59. What has taken place in this: a petition was presented to the Court by the Advocate-General on behalf of the Lieutenant-Governor, with the charges against the persons implicated annexed to it. They state the fact of the collision between the two ships, the Ava and Brenhilda, and the particular acts of misconduct and incompetency alleged against each person. I think what has been furnished is as much as under Sections 6 and 7 the Local Government is required to transmit to the Court, and the Court to the persons charged.
60. Moreover, if these documents were insufficient, I do not think the objection would be one to jurisdiction strictly,–that is to say, I do not think the transmission of the statement is a condition precedent to the Local Government’s applying to the Court or to the Courts during an investigation; though the omission would be good ground for not commencing the investigation until it was made good.
61. But there are two other sections to be considered–s. 25, Sub-section (6), of the Merchant Shipping Act of 1862, and Section 14, Sub-section (a), of the Indian Act in question. The first says, that “no certificate shall be cancelled or suspended under this section, unless a copy of the report, or a statement of the case upon which the investigation is ordered, has been furnished to the owner of the certificate before the commencement of the investigation.” The second says, that “no certificate shall be cancelled or suspended unless the person holding the certificate has, before the commencement of the investigation, been furnished with a copy of the statement of the case upon which the investigation has been ordered.”

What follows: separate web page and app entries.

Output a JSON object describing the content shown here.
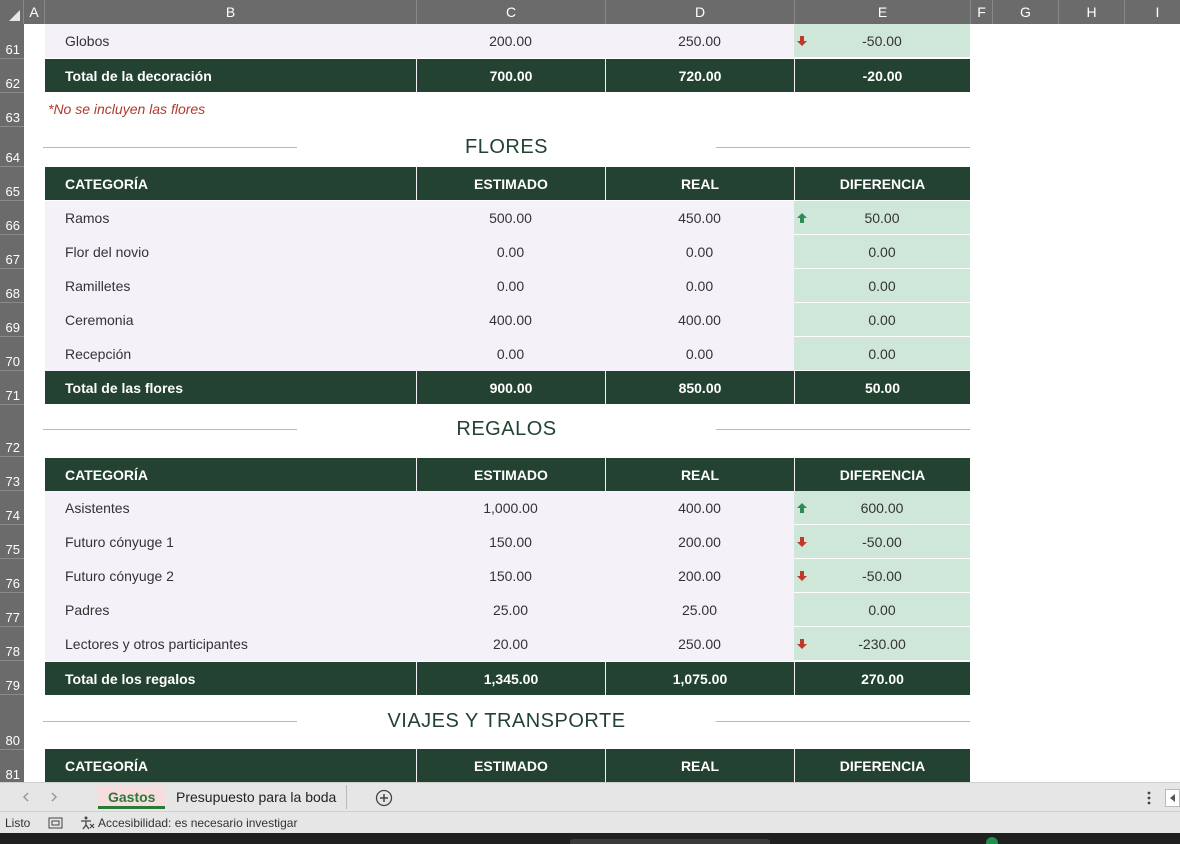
{
  "columns": [
    "A",
    "B",
    "C",
    "D",
    "E",
    "F",
    "G",
    "H",
    "I"
  ],
  "rows": [
    "61",
    "62",
    "63",
    "64",
    "65",
    "66",
    "67",
    "68",
    "69",
    "70",
    "71",
    "72",
    "73",
    "74",
    "75",
    "76",
    "77",
    "78",
    "79",
    "80",
    "81"
  ],
  "table_header": {
    "categoria": "CATEGORÍA",
    "estimado": "ESTIMADO",
    "real": "REAL",
    "diferencia": "DIFERENCIA"
  },
  "decoracion": {
    "last_row": {
      "cat": "Globos",
      "est": "200.00",
      "real": "250.00",
      "dif": "-50.00",
      "arrow": "down"
    },
    "total": {
      "label": "Total de la decoración",
      "est": "700.00",
      "real": "720.00",
      "dif": "-20.00"
    },
    "note": "*No se incluyen las flores"
  },
  "flores": {
    "title": "FLORES",
    "rows": [
      {
        "cat": "Ramos",
        "est": "500.00",
        "real": "450.00",
        "dif": "50.00",
        "arrow": "up"
      },
      {
        "cat": "Flor del novio",
        "est": "0.00",
        "real": "0.00",
        "dif": "0.00",
        "arrow": ""
      },
      {
        "cat": "Ramilletes",
        "est": "0.00",
        "real": "0.00",
        "dif": "0.00",
        "arrow": ""
      },
      {
        "cat": "Ceremonia",
        "est": "400.00",
        "real": "400.00",
        "dif": "0.00",
        "arrow": ""
      },
      {
        "cat": "Recepción",
        "est": "0.00",
        "real": "0.00",
        "dif": "0.00",
        "arrow": ""
      }
    ],
    "total": {
      "label": "Total de las flores",
      "est": "900.00",
      "real": "850.00",
      "dif": "50.00"
    }
  },
  "regalos": {
    "title": "REGALOS",
    "rows": [
      {
        "cat": "Asistentes",
        "est": "1,000.00",
        "real": "400.00",
        "dif": "600.00",
        "arrow": "up"
      },
      {
        "cat": "Futuro cónyuge 1",
        "est": "150.00",
        "real": "200.00",
        "dif": "-50.00",
        "arrow": "down"
      },
      {
        "cat": "Futuro cónyuge 2",
        "est": "150.00",
        "real": "200.00",
        "dif": "-50.00",
        "arrow": "down"
      },
      {
        "cat": "Padres",
        "est": "25.00",
        "real": "25.00",
        "dif": "0.00",
        "arrow": ""
      },
      {
        "cat": "Lectores y otros participantes",
        "est": "20.00",
        "real": "250.00",
        "dif": "-230.00",
        "arrow": "down"
      }
    ],
    "total": {
      "label": "Total de los regalos",
      "est": "1,345.00",
      "real": "1,075.00",
      "dif": "270.00"
    }
  },
  "viajes": {
    "title": "VIAJES Y TRANSPORTE"
  },
  "tabs": {
    "active": "Gastos",
    "other": "Presupuesto para la boda"
  },
  "status": {
    "ready": "Listo",
    "accessibility": "Accesibilidad: es necesario investigar"
  },
  "colors": {
    "header_green": "#234232",
    "diff_fill": "#cfe7d9",
    "row_fill": "#f4f2f8",
    "up_arrow": "#2e8b57",
    "down_arrow": "#c0392b"
  }
}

62. The conditions of both sections are, in my opinion, binding upon this Court. The point does not go strictly to jurisdiction, but if there be a failure to comply with either section, no certificate can be cancelled or suspended.

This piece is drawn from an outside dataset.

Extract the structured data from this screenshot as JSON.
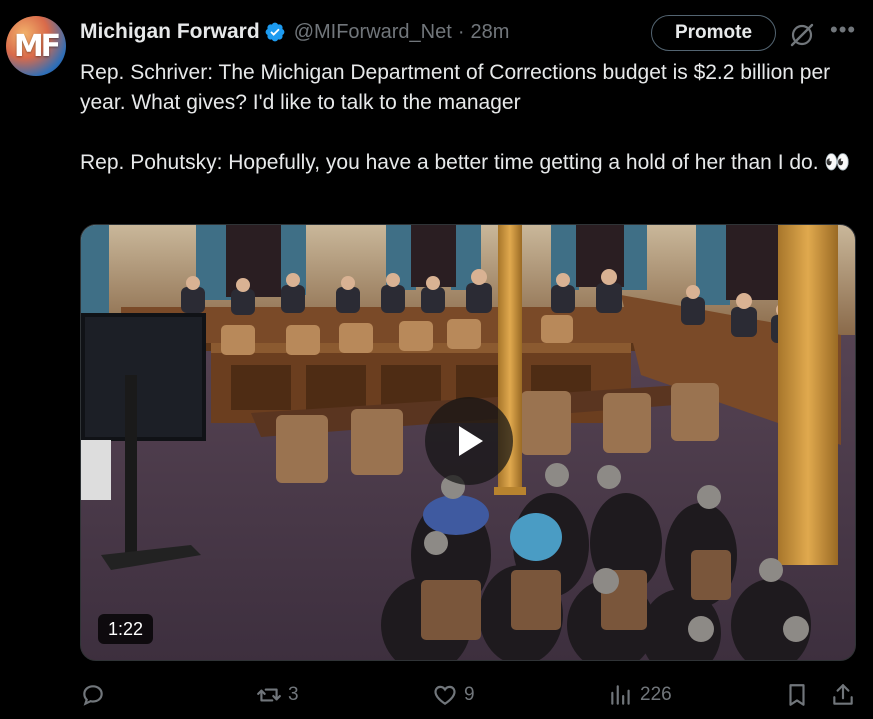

63. I further think that the word “ordered” in those sections means, not ordered by any Court, but ordered in England by the Board of Trade; in India by the Local Government.
64. Now, the section of the Merchant Shipping Act which I have read requires, that, before the inquiry commences, a copy of the report, or a statement of the case upon which the investigation has been ordered, should be furnished to the persons charged; which means, in my judgment, a copy of the report if it be a report, a statement of the case if the case be not embodied in a report. In this case, it appears on the face of the petition, that the proposed inquiry was ordered by the Lieutenant-Governor upon the ground of the report of a special Court. I think, therefore, that the furnishing of copies of that report to the persons charged before the investigation commences, is a condition precedent to the Court’s cancelling or suspending their certificate.
65. The result is that, in my opinion, the objections to the jurisdiction fail, that the Court has power to make the investigation asked for, and that it should be held accordingly. But I also think it would be a futile inquiry, and could not usefully be held, unless the condition I have mentioned be complied with, if it has not been done already.